The focus of NMSA is students between the ages of 10-15 years old. This organization is committed to improve educational experiences for these teenagers. NMSA has three goals: support the education and well-being of teenagers, support middle school teachers by providing professional development, provide resources, and services that increase the efficiency of the middle school teachers, and solidify NMSA’s growth and leadership. 

Publications: NMSA has published many books but there are two new books: Teaming Rocks and Four Square and the Politics of Six Grade Lunch.
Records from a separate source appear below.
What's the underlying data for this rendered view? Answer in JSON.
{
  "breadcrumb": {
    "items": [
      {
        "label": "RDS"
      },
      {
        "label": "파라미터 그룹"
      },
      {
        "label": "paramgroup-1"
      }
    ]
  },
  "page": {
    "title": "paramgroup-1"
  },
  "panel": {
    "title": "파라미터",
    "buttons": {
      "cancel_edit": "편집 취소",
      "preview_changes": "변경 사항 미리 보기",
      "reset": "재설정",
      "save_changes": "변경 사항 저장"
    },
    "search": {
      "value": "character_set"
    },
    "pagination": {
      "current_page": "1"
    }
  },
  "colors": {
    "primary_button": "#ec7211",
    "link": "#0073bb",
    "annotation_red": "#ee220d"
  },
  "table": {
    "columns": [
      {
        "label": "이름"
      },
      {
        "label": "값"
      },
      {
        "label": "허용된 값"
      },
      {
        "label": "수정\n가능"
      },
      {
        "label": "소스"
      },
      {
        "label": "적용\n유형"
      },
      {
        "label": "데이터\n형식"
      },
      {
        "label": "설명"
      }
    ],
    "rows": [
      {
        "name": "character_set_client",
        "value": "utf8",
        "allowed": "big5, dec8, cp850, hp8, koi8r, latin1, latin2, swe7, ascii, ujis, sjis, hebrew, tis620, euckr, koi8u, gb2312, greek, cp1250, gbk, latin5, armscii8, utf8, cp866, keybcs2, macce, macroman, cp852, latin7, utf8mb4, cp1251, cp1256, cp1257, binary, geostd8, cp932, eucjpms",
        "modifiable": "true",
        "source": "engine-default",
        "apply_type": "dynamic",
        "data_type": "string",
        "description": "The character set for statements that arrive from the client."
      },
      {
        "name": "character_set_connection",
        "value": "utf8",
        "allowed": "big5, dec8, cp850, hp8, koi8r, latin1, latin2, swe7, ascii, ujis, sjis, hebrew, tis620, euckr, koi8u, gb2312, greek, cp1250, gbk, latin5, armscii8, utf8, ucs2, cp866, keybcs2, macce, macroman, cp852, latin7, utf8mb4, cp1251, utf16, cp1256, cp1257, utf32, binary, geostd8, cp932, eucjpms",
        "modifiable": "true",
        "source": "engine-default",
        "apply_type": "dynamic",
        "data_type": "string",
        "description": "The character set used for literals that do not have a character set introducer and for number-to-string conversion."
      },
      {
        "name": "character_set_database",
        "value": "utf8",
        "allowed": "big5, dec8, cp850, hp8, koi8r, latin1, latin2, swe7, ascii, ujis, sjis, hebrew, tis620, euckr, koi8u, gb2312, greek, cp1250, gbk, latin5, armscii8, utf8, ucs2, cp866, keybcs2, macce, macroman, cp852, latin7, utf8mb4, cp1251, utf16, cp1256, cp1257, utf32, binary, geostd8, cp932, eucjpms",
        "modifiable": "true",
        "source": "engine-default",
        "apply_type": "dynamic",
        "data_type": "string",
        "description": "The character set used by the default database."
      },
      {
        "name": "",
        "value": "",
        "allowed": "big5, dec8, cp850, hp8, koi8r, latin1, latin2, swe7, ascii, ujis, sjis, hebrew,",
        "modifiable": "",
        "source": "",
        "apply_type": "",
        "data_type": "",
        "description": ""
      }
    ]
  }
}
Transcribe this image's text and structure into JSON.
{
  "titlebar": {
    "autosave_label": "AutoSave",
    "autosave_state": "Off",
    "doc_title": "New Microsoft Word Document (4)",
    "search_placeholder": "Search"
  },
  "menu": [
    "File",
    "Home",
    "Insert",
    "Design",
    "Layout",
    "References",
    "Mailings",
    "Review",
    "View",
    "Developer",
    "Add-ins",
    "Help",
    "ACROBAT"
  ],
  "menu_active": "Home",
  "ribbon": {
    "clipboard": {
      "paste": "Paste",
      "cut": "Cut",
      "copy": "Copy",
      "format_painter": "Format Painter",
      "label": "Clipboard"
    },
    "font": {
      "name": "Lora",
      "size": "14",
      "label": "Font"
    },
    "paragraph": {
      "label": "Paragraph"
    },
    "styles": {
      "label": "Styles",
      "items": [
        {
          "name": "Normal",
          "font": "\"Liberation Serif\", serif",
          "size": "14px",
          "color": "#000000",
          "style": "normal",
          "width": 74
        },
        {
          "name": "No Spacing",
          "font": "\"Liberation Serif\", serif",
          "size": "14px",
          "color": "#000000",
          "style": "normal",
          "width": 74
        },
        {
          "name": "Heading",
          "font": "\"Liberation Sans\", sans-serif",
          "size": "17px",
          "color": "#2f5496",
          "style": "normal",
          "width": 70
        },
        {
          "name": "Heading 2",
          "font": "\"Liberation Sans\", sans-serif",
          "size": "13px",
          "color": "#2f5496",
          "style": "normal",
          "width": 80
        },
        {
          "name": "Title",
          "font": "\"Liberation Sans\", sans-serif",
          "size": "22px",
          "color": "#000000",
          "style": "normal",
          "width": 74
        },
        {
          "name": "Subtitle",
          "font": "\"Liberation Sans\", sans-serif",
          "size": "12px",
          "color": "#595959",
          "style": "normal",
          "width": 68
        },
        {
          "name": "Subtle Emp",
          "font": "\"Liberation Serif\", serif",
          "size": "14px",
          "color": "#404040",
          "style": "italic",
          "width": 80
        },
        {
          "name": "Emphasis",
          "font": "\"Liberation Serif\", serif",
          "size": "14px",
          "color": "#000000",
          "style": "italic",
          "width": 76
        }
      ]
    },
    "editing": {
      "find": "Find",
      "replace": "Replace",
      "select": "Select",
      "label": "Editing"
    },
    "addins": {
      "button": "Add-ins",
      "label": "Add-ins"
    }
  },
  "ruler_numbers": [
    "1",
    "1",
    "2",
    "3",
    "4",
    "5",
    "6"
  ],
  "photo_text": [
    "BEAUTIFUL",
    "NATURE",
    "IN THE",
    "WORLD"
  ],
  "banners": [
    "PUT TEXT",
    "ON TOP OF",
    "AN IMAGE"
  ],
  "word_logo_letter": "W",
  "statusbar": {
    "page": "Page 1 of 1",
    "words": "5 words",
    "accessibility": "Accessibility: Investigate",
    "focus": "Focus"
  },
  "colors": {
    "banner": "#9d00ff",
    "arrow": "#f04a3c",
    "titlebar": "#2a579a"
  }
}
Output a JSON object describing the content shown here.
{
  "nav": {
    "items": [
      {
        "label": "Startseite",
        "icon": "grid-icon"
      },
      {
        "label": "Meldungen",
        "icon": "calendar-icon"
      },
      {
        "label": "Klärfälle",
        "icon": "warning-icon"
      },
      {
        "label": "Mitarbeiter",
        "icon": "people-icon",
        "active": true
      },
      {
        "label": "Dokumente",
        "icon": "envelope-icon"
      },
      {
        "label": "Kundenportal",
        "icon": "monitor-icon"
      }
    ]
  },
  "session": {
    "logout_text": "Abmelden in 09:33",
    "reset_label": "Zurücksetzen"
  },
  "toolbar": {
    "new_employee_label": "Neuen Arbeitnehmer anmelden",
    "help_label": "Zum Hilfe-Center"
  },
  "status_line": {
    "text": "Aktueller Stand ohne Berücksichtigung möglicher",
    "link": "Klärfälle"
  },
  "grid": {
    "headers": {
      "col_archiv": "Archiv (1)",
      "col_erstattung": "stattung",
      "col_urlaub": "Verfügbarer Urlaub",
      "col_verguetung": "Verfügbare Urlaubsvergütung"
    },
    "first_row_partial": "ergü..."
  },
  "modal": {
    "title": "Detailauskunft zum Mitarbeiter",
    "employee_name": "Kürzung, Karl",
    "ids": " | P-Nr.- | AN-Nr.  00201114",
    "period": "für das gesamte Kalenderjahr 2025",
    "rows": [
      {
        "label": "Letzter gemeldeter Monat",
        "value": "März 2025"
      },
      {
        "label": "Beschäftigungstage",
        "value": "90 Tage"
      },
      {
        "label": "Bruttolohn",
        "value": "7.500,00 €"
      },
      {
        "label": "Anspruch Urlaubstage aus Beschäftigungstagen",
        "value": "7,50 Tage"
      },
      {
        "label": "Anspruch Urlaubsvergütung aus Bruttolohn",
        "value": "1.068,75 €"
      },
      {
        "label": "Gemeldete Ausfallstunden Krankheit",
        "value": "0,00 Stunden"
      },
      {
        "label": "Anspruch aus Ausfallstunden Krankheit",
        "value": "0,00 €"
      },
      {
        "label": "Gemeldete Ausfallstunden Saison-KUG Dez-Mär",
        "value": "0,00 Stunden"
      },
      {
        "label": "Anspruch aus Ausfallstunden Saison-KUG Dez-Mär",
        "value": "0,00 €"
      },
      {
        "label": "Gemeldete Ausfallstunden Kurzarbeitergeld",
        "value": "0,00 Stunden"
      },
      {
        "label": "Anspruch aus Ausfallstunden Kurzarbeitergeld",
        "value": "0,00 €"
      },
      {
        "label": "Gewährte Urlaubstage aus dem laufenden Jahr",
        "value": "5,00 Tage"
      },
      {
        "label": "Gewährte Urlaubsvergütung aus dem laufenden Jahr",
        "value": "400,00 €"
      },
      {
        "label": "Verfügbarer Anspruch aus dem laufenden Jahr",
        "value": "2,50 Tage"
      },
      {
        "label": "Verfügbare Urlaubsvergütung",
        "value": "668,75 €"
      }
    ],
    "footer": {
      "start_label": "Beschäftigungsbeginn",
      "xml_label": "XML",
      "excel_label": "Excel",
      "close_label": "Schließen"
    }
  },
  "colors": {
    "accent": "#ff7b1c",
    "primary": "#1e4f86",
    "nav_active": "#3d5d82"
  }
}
This We Believe: Keys to Educating Young Adolescents is the landmark position paper.

NMSA 38th Annual conference and Exhibit      Dates: Nov. 10-12, 2011     Place: Kentucky International Convention Center City and State: Louisville, Kentucky           Some Speakers: Arne Duncan, Secretary of Education; Henry Winkler, actor, author, and child advocate; Rick Wormeli, Mastery and How to Assess It; Charles Beamar, Classroom Management.

Individual NMSA Member $249 before Oct. 14, 2011 $349 after October 14, 2011
Individual Non-members $329 before Oct. 14, 2011 $429 after October 14, 2011
Teams 5 or more NMSA members $209 before Oct. 14, 2011 $284 after October 14, 2011
Groups of 20 or more NMSA Members $189 N/A
Groups of 100 or more NMSA members $159.00 N?A

Go to the website to see other prices.

Future Conferences:

Conference Dates City and State
NMSA 2012 Nov. 8-10, 2012 Portland, Oregon
NMSA 2013 Nov. 7-9, 2013 Nashville, Tennessee
NMSA 2014 Nov. 6-8, 2014 Nashville, Tennessee
NMSA 2015 Nov. 5-7, 2015 St. Louis, Missouri